PROBLEM TO WORK ON -
Going through the data below, find how many lines include the word "Numarası", and reply with that number alone.

[Items from an interface collection]
- Opening Delimiter -

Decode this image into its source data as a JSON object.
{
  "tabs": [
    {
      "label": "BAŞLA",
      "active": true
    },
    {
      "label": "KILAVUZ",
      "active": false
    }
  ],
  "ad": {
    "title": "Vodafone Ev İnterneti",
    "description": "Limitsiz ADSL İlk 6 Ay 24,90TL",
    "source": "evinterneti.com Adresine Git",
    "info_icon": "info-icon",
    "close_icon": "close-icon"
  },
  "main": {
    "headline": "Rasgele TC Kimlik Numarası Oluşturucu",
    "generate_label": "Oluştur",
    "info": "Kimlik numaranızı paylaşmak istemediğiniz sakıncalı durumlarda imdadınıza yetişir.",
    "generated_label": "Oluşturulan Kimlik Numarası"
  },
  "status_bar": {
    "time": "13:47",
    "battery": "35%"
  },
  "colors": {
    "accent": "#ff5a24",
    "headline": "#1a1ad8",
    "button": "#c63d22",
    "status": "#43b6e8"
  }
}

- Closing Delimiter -

TASK OUTPUT -
2